If you want to kill a prostitute or escort, you may want to consider moving to Texas.
Wednesday, A Bexar County jury delivered on verdict on a case involving a man who fatally shot an escort in the neck and back. Here is what the prosecution, the defense and, of course, the defendant all agreed happened. Ezekiel Gilbert, 27 at the time, found an ad for an escort on Craigslist on Christmas Eve, 2009. The escort, Lenora Ivie Frago, 23, came to Gilbert’s apartment that night. The two did not have sex. Gilbert shot Frago in the neck and back. Frago was paralyzed. Frago died months later. The defense claims that Gilbert paid Frago $150 for sex. She refused to have sex with him and walked around his apartment for twenty minutes. Gilbert asked for his money back and Frago refused, saying she had to give it to her driver/ pimp. Gilbert shot Frago in the neck and back. Frago was paralyzed and died months later.
The prosecution claims that Gilbert shot Frago for refusing to have sex with him and points to the fact that Gilbert never mentioned anything about a theft in the police interview. The defense claims that Gilbert shot her because he was trying to recover the $150 he paid her for sex, which she did not deliver.
For argument’s sake, let’s believe the defense and not the prosecution. Both versions seem possible. This is the defense submitted by Gilbert’s lawyers: Gilbert was legally justified in shooting Frago because his intention wasn’t to kill her. (It was just a friendly shot to the neck and back.) His intention was to retrieve stolen property: the $150 he paid Frago. Frago was guilty of theft because she refused to have sex with him or give the money back. Texas law allows people to use “deadly force against another to protect land or tangible, movable property … when and to the degree he reasonably believes the deadly force is immediately necessary to prevent the other’s imminent commission of … theft during the nighttime or to prevent the other who is fleeing immediately after committing… theft during the nighttime from escaping with the property.” Sound crazy? Don’t worry. The person is only justified in shooting a thief if “he reasonably believes that … the land or property cannot be protected or recovered by any other means.” Phew. OK.

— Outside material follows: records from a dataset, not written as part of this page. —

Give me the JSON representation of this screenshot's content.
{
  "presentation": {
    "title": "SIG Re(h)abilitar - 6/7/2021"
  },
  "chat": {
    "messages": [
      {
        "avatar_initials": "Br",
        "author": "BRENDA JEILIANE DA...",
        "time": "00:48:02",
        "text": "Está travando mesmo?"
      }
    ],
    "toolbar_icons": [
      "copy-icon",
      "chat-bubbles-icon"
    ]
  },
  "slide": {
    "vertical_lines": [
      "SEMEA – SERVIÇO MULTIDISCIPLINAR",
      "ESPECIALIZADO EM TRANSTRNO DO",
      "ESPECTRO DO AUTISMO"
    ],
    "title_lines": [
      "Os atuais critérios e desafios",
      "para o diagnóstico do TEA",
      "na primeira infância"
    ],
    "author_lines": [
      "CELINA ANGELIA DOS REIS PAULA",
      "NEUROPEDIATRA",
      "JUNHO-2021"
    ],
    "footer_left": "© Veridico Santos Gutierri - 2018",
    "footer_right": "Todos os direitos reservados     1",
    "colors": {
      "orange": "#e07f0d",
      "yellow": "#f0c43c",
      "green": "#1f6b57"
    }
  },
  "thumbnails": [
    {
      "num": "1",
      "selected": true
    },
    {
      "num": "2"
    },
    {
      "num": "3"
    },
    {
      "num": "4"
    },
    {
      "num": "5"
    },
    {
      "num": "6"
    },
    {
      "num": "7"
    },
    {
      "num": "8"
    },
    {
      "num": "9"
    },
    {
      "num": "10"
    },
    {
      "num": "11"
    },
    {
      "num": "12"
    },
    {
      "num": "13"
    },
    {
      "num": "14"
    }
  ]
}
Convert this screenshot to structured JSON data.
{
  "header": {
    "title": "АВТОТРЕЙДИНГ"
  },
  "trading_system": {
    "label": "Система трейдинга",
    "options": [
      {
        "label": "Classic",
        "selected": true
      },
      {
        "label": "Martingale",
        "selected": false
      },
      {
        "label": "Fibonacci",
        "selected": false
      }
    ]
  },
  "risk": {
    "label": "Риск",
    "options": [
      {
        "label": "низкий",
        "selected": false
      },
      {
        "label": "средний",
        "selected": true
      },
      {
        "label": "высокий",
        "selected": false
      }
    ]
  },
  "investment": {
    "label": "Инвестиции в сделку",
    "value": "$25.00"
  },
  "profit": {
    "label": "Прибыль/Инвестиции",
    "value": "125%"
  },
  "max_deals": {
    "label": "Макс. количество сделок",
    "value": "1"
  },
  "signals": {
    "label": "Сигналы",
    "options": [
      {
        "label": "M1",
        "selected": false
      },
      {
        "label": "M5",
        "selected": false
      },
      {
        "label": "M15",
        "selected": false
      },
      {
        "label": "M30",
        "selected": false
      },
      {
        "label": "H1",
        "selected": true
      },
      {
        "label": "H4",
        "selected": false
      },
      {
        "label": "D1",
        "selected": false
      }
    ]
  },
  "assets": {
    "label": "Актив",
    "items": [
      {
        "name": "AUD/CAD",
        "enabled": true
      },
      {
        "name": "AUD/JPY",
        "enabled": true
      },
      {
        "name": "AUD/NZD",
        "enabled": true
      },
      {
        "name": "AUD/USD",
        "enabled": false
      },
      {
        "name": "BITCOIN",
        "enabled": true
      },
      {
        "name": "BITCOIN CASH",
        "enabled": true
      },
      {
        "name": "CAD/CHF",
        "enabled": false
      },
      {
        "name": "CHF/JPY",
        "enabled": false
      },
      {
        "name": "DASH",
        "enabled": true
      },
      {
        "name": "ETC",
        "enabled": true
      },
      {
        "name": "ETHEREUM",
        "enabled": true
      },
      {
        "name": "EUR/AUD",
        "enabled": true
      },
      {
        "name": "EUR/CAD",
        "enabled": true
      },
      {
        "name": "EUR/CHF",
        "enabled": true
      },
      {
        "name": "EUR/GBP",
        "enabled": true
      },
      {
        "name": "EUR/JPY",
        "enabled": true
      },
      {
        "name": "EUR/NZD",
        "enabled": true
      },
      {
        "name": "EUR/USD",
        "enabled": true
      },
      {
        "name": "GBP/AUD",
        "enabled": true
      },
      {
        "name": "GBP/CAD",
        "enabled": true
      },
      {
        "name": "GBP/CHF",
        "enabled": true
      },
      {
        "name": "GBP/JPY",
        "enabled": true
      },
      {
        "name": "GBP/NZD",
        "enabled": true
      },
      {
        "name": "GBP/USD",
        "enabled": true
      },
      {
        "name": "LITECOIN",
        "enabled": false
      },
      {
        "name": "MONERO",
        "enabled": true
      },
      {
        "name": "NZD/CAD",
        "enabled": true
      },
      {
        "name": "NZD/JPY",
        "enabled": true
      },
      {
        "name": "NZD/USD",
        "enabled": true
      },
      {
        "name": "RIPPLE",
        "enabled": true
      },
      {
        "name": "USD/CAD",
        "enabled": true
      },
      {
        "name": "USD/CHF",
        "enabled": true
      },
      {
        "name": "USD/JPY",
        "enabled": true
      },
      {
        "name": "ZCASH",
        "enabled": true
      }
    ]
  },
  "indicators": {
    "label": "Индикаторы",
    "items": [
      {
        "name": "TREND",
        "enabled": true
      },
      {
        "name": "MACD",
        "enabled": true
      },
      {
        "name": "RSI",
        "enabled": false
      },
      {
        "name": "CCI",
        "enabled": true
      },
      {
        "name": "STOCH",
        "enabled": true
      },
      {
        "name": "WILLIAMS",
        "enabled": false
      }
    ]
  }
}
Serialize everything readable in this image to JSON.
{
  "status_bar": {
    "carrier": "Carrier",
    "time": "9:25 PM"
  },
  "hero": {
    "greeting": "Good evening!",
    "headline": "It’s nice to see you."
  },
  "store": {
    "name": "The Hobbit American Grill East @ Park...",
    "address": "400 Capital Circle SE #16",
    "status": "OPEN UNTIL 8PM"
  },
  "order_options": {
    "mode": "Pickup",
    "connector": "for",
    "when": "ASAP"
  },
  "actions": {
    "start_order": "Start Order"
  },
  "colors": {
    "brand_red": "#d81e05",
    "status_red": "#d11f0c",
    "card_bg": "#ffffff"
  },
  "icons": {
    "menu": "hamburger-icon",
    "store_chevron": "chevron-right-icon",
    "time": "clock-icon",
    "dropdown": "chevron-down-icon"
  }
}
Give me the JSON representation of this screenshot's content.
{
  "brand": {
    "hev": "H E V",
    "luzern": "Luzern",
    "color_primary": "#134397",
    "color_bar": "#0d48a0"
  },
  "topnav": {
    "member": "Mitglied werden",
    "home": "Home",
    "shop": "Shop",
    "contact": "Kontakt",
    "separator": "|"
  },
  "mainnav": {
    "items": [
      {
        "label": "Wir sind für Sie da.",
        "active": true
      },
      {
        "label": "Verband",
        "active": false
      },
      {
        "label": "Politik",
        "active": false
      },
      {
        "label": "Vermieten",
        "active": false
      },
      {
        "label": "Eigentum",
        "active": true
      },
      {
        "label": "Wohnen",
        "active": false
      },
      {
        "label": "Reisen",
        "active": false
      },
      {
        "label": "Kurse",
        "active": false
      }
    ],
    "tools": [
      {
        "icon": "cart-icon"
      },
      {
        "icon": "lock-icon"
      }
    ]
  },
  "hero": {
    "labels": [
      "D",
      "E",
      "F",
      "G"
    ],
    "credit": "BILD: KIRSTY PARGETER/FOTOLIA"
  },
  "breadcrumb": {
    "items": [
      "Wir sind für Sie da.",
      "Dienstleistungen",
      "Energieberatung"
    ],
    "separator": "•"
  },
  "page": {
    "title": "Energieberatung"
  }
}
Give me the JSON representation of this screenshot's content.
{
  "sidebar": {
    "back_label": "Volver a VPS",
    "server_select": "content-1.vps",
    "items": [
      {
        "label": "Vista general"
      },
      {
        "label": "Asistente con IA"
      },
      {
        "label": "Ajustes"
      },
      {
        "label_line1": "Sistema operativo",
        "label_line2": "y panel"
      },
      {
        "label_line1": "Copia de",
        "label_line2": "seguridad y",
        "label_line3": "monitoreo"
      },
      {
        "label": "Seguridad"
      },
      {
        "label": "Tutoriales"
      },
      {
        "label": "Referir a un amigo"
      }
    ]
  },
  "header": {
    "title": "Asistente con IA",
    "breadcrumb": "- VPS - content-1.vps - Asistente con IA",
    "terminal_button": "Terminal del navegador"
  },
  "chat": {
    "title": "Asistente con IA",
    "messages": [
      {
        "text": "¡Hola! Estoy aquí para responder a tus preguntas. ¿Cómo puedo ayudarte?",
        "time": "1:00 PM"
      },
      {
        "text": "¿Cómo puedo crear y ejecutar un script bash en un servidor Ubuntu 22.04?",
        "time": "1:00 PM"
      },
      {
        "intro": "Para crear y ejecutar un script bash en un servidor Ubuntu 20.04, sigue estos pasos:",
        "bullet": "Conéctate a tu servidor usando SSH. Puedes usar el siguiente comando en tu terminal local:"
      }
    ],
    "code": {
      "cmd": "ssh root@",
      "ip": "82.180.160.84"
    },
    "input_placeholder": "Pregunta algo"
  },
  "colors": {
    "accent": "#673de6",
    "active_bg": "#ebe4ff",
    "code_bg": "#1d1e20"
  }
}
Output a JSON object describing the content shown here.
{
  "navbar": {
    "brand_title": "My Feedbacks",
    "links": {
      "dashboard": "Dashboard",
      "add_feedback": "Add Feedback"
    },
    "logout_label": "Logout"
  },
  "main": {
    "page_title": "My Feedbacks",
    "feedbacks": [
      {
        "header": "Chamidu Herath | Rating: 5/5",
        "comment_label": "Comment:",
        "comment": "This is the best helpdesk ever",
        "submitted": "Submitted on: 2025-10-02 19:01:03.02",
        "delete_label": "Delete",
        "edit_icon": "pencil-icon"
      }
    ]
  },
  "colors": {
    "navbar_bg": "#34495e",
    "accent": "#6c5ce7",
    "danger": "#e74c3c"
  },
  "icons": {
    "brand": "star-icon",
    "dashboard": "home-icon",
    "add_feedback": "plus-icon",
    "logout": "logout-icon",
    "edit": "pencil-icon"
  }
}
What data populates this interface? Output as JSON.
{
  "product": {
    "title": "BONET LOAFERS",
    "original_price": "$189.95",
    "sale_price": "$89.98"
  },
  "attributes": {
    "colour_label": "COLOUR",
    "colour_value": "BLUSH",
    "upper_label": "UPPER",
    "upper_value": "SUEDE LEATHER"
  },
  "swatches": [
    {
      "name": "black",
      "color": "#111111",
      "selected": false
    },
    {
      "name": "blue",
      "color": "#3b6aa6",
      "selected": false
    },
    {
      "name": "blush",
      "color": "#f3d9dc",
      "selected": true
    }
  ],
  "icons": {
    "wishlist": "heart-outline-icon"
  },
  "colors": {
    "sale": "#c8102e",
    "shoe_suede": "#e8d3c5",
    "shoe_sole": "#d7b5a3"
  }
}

This law is absolutely ridiculous. It codifies vigilante justice. It equates theft with murder. It is unforgivably vague and broad, justifying the use of deadly force in the case of “criminal mischief during the night.” Criminal mischief? It may be the law, but is morally objectionable. A verdict based on that law is tainted just as a verdict based on Jim Crow laws was. It’s the law, but it’s wrong.
But let’s take the position that a law is a law and the defense, of course, has every right to use all legal means they have to make their case and do their job, which is to get the defendant acquitted. Let’s take the position that a jury should consider this law while deciding on the verdict. There’s only one problem. As the prosecutors pointed out, the law is intended to apply to “law-abiding” citizens. It is not intended to protect someone committing a crime, which was what Gilbert was doing when he solicited a woman for sex.
After the not guilty verdict was read, Gilbert, now 30, embraced his defense attorneys, with tears in his eyes. Outside the court, Gilbert thanked god. Really? This case makes me think that either god doesn't exist, or, if he does, he was asleep at the wheel on this one. Gilbert also thanked the jury for being able to “see what wasn't the truth” and for the “second chance.” Had he been convicted, he could have faced up to life in prison.
Gilbert said, “I sincerely regret the loss of the life of Ms. Frago ... I've been in a mental prison the past four years of my life. I have nightmares. If I see guns on TV where people are getting killed, I change the channel.” Wow. That is so horrible. I can't believe you would feel bad after killing a woman over $150 and getting away with it.